Page and application data records
==========

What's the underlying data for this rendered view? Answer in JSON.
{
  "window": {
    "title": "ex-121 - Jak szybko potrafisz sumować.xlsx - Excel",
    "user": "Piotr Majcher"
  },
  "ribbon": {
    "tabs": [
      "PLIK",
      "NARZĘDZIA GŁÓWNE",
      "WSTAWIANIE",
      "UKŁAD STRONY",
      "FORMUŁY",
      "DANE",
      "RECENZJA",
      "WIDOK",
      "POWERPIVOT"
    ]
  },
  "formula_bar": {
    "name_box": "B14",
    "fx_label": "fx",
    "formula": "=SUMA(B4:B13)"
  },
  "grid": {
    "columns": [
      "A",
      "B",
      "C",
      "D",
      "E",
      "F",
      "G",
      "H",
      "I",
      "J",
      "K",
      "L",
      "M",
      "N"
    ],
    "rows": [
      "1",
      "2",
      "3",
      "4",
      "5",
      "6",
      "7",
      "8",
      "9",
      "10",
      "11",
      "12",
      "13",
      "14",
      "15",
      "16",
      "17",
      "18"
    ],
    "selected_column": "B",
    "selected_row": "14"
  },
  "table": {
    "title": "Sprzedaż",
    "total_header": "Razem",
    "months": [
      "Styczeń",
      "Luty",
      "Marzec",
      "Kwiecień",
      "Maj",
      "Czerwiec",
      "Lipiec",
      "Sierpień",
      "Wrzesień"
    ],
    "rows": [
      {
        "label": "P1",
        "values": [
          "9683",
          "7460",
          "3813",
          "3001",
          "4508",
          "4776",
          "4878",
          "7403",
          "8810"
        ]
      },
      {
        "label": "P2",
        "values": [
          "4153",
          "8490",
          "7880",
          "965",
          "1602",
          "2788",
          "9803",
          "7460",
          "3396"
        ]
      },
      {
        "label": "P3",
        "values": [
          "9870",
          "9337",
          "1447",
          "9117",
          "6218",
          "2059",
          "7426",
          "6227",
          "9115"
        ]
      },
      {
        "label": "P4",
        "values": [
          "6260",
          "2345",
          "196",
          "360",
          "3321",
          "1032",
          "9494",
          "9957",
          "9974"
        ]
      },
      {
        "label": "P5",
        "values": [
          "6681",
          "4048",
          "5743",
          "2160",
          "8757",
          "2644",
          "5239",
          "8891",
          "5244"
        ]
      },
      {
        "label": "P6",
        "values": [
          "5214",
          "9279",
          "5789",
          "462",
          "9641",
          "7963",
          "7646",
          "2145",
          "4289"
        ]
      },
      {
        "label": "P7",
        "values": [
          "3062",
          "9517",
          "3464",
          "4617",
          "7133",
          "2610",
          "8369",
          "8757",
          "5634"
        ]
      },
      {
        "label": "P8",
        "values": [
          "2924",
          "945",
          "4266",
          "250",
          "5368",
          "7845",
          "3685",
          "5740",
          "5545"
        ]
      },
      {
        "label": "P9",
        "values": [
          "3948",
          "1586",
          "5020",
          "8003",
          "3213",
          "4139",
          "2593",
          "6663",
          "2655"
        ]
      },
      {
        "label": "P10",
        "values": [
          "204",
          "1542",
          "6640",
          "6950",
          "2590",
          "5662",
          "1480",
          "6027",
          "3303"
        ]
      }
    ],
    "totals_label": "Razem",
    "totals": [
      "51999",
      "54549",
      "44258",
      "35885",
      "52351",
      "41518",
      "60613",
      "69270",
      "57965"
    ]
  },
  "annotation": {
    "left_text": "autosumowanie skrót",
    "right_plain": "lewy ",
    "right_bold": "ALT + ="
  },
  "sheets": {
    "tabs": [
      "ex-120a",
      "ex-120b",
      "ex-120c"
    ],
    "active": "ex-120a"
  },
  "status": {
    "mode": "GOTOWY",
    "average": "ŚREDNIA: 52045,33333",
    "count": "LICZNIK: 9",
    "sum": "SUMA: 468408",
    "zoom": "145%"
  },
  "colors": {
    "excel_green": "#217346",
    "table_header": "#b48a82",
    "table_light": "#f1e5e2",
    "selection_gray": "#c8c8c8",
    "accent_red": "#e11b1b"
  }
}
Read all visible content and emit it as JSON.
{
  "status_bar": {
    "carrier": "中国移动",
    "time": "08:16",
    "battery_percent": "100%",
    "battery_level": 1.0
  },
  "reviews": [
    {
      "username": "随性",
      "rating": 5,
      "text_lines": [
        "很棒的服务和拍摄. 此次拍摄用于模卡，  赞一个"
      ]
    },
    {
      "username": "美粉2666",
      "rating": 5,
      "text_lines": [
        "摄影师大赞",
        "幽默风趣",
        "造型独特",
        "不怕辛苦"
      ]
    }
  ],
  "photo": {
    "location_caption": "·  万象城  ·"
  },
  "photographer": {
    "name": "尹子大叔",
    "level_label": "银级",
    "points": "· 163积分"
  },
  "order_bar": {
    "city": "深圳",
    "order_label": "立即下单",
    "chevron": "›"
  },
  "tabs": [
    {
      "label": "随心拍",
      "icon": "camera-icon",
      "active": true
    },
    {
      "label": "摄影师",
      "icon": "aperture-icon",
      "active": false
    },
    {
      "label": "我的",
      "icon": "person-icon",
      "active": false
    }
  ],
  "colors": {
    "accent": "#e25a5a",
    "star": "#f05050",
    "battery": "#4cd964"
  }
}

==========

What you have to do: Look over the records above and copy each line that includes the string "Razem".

Solution to the problem:
    "total_header": "Razem",
    "totals_label": "Razem",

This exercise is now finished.